● **Try it**: Each entry below is to be duplicated precisely.

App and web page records
- Opening Delimiter -
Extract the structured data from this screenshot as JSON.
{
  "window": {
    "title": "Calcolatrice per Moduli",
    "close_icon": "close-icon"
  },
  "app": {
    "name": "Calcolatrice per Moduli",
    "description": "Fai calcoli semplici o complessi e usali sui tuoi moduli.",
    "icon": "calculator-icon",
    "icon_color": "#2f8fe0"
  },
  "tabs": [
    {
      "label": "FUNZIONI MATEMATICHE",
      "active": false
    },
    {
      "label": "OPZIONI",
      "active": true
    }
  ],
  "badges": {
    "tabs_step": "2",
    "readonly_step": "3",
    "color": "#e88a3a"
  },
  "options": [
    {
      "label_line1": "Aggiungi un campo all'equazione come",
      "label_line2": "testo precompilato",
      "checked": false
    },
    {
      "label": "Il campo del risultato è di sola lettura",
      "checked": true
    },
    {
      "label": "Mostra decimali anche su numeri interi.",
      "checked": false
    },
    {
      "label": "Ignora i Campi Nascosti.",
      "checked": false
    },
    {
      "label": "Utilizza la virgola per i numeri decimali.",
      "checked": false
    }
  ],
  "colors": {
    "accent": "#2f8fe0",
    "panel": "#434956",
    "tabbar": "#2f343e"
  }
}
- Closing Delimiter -
● **Your solution**:
Extract the structured data from this screenshot as JSON.
{
  "window": {
    "title": "Calcolatrice per Moduli",
    "close_icon": "close-icon"
  },
  "app": {
    "name": "Calcolatrice per Moduli",
    "description": "Fai calcoli semplici o complessi e usali sui tuoi moduli.",
    "icon": "calculator-icon",
    "icon_color": "#2f8fe0"
  },
  "tabs": [
    {
      "label": "FUNZIONI MATEMATICHE",
      "active": false
    },
    {
      "label": "OPZIONI",
      "active": true
    }
  ],
  "badges": {
    "tabs_step": "2",
    "readonly_step": "3",
    "color": "#e88a3a"
  },
  "options": [
    {
      "label_line1": "Aggiungi un campo all'equazione come",
      "label_line2": "testo precompilato",
      "checked": false
    },
    {
      "label": "Il campo del risultato è di sola lettura",
      "checked": true
    },
    {
      "label": "Mostra decimali anche su numeri interi.",
      "checked": false
    },
    {
      "label": "Ignora i Campi Nascosti.",
      "checked": false
    },
    {
      "label": "Utilizza la virgola per i numeri decimali.",
      "checked": false
    }
  ],
  "colors": {
    "accent": "#2f8fe0",
    "panel": "#434956",
    "tabbar": "#2f343e"
  }
}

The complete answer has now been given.